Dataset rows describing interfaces
┏━━
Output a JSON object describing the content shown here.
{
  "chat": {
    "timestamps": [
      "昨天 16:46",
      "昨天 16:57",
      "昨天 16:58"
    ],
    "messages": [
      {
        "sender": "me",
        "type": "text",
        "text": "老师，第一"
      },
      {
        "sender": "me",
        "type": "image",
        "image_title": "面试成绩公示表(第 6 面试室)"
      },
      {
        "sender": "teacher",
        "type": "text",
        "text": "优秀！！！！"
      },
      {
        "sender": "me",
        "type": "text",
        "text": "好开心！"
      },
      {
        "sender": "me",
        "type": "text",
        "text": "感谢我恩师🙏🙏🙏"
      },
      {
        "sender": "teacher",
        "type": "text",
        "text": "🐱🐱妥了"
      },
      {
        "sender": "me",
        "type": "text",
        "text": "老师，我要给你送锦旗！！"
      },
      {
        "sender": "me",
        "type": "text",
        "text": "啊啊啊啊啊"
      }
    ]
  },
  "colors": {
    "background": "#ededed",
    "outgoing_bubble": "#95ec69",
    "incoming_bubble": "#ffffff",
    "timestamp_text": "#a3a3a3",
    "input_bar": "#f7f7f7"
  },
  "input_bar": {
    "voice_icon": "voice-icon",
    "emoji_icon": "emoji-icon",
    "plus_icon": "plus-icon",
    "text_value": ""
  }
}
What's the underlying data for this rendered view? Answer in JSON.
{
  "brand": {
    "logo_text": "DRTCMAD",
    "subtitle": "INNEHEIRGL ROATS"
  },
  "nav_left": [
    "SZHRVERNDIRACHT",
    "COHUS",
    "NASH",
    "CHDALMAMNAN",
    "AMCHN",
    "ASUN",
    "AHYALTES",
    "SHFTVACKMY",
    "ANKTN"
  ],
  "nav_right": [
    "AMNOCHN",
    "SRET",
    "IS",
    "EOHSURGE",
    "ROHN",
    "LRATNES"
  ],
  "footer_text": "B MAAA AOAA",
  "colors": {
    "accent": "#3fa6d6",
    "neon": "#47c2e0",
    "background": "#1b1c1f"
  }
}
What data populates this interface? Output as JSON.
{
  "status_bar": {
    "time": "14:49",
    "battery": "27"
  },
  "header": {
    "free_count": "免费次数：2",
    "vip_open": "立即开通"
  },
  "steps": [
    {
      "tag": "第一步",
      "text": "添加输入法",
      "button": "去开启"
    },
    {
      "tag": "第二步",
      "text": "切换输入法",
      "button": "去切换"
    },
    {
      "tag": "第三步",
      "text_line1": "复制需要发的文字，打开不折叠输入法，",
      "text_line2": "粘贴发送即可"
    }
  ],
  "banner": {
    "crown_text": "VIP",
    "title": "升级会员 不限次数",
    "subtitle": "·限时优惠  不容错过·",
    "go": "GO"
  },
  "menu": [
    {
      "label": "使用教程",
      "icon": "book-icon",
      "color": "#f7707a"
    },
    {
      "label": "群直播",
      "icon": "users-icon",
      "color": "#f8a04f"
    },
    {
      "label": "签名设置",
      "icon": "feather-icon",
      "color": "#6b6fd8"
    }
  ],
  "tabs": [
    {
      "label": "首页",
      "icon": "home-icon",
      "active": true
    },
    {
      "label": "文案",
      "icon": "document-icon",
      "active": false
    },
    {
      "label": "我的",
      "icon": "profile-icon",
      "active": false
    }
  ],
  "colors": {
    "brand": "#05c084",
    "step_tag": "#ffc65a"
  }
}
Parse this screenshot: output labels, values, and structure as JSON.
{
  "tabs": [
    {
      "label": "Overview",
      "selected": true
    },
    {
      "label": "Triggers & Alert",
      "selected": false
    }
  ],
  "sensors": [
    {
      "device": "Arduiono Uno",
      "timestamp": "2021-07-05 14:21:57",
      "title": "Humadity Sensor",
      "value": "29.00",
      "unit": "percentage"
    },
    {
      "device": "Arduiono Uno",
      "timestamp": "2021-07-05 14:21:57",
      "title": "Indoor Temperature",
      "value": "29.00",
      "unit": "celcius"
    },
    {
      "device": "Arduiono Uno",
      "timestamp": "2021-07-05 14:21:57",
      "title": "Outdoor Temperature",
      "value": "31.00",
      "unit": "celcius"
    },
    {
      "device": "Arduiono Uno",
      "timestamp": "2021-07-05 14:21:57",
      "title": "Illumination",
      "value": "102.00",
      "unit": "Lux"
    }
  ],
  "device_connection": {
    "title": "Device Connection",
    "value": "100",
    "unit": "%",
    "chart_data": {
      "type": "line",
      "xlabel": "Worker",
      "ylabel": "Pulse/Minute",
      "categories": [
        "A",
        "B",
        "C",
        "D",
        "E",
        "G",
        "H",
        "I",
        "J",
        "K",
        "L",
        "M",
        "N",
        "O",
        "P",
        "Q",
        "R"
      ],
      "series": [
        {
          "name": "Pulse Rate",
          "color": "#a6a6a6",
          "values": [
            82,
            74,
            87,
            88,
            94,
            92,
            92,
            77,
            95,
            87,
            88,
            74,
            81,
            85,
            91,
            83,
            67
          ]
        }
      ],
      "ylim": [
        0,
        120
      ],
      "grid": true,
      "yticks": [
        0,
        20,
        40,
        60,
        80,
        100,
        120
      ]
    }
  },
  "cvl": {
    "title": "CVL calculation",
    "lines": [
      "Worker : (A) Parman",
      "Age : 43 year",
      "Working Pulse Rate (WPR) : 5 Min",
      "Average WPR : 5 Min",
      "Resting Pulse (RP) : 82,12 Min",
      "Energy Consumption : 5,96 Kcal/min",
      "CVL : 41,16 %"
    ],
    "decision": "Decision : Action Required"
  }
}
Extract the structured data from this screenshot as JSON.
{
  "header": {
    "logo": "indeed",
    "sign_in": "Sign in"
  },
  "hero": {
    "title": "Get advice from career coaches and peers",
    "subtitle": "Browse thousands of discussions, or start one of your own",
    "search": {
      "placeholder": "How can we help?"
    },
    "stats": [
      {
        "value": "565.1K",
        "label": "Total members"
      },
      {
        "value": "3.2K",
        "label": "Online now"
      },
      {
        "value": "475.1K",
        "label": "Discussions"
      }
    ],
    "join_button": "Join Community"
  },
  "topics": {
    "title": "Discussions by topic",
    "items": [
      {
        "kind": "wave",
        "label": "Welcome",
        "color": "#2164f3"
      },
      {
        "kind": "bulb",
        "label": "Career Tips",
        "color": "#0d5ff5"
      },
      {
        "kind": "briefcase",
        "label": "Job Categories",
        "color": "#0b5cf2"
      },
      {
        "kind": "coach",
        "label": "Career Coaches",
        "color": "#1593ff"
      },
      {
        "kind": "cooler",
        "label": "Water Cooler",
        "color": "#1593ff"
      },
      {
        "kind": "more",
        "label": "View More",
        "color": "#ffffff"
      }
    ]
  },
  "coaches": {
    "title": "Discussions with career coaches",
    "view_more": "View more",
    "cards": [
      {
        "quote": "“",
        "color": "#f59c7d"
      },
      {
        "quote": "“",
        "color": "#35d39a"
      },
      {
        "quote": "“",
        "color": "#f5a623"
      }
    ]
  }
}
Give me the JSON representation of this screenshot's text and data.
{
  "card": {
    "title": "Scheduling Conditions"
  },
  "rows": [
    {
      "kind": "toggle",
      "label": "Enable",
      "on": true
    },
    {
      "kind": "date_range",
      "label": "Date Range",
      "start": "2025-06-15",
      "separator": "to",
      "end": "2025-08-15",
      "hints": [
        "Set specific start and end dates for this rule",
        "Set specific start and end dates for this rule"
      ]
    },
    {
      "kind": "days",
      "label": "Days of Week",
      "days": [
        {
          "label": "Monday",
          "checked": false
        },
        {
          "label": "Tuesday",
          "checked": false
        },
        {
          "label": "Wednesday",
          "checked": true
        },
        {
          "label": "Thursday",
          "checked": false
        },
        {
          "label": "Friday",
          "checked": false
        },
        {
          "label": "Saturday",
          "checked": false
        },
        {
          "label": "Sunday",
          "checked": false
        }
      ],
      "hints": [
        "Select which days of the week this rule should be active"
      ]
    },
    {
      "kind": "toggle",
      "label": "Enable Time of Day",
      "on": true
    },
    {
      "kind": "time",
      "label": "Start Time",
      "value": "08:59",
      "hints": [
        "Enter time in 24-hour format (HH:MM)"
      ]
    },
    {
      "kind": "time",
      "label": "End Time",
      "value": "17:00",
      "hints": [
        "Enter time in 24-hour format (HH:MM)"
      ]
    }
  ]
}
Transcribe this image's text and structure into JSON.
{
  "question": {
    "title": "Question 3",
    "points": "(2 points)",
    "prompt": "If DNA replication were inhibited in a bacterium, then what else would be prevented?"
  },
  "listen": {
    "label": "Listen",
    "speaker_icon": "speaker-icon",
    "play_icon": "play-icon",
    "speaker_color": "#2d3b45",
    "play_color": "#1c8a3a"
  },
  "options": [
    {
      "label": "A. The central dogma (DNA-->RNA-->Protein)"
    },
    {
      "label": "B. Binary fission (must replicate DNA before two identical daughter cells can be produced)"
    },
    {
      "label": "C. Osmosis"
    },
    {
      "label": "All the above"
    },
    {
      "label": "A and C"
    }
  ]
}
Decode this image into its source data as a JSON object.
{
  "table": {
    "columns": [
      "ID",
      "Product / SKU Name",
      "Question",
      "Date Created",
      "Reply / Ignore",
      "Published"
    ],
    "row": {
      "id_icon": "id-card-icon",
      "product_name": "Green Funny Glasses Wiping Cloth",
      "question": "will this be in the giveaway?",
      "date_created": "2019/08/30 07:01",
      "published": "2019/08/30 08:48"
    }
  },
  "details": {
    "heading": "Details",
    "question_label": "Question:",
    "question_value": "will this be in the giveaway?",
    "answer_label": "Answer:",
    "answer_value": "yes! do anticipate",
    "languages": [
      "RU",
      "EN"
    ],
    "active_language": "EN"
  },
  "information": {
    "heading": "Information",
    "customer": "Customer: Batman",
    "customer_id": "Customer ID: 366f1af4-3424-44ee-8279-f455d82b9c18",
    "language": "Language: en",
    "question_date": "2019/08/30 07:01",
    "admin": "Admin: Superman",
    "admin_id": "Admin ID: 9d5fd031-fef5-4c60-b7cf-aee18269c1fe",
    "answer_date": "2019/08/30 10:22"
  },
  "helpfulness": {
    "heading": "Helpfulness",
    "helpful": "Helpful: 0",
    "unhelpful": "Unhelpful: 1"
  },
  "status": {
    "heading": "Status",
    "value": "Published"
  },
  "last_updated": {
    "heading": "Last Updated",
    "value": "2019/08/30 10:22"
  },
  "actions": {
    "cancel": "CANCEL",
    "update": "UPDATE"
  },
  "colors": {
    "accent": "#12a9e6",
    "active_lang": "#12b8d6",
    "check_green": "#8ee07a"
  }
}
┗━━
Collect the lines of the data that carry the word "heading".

**Answer space**:
    "heading": "Details",
    "heading": "Information",
    "heading": "Helpfulness",
    "heading": "Status",
    "heading": "Last Updated",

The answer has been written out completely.